Then we get named NPCs. Reloaded ended the existence of NPCs without stats, such as the much hated Stone Everyone is statted up and ready to use. I'm not saying the Servitors of The Reckoners, like Stone, aren't stacked – they very much are...but it's POSSIBLE to kill them, though I wouldn't try it before reaching Legendary. With everyone having stats, no one has plot protection anymore. The Rail Barons get their own special section, and then the stat blocks wrap up with mundane animals.
The book concludes with the Poker Hands chart, the listing of powers by Arcane Background, a character sheet, the index and a big map of the Weird West.
Alright, like the Player's Guide, I'm going to be straightforward. This is about as good as gaming gets for me. I love westerns and Savage Worlds lets me get all the awesome of westerns without tediousness or bogging me down in a bunch of extra stuff. I have run Deadlands adventures without supernatural elements, ghost stories, trips into The Hunting Grounds where the heroes fought (and barely survived) a manitou on its home turf, raging gunbattles, nightmare dream sequences, you name it...and I would STILL gladly run it every weekend indefinitely if I had the opportunity. As for Reloaded versus Classic, I never look at a stat block and have to stop and think whether it's better for a guy to roll 4d8 or 2d10. The stat blocks are cleaner and easier to read, the books are more gorgeous than Classic (thought more expensive, true) and the whole product line is undergoing a fresh revival under Matthew Cutter. Metaplot isn't hanging over the head of the line like it was in the Classic days. If you want to get the Plot Point books, feel free...if not, you have every last bit of information you need, as a Marshall, to run the setting however you like.
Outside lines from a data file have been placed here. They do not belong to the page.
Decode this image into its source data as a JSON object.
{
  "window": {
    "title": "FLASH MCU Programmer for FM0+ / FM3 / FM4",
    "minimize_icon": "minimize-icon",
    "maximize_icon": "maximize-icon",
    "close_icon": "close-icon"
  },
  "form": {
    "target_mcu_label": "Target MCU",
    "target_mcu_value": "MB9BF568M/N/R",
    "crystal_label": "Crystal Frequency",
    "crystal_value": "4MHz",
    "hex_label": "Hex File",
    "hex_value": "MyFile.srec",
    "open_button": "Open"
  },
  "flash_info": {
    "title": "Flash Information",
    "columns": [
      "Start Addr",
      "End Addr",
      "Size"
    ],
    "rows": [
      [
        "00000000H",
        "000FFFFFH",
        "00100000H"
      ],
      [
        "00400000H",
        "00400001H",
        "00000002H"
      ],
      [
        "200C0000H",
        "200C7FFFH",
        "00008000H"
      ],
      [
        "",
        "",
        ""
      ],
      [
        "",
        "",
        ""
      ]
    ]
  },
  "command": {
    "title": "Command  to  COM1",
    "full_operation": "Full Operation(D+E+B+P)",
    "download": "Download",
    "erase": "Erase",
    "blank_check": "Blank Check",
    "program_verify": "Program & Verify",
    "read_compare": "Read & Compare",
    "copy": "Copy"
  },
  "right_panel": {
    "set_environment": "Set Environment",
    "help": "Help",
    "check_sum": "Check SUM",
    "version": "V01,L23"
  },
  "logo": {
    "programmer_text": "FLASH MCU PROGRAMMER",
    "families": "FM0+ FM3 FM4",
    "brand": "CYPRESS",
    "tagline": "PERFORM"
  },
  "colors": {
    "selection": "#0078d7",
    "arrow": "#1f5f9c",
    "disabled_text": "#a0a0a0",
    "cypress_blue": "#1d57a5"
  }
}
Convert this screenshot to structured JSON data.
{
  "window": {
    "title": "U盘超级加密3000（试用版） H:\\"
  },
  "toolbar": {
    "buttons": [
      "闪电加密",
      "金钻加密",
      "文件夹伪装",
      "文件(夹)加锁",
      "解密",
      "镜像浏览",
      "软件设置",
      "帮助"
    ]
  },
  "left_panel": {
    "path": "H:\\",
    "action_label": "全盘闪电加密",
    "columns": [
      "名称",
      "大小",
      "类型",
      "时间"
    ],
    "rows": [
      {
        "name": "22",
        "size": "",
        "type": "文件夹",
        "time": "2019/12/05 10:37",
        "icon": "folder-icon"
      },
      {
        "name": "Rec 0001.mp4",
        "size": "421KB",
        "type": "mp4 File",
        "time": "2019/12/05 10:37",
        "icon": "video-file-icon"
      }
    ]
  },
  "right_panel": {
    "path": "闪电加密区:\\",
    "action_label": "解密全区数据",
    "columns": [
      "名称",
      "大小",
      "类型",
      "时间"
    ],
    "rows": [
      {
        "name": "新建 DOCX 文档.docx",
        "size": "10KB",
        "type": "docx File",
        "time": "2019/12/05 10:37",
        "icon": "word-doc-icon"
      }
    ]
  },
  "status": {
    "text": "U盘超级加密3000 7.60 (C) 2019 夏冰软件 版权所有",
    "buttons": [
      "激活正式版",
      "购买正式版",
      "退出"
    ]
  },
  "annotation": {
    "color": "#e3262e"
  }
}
With Pinnacle releasing conversion notes for most of the classic adventures for free, I don't know if there's been a better time to be a Deadlands Marshall.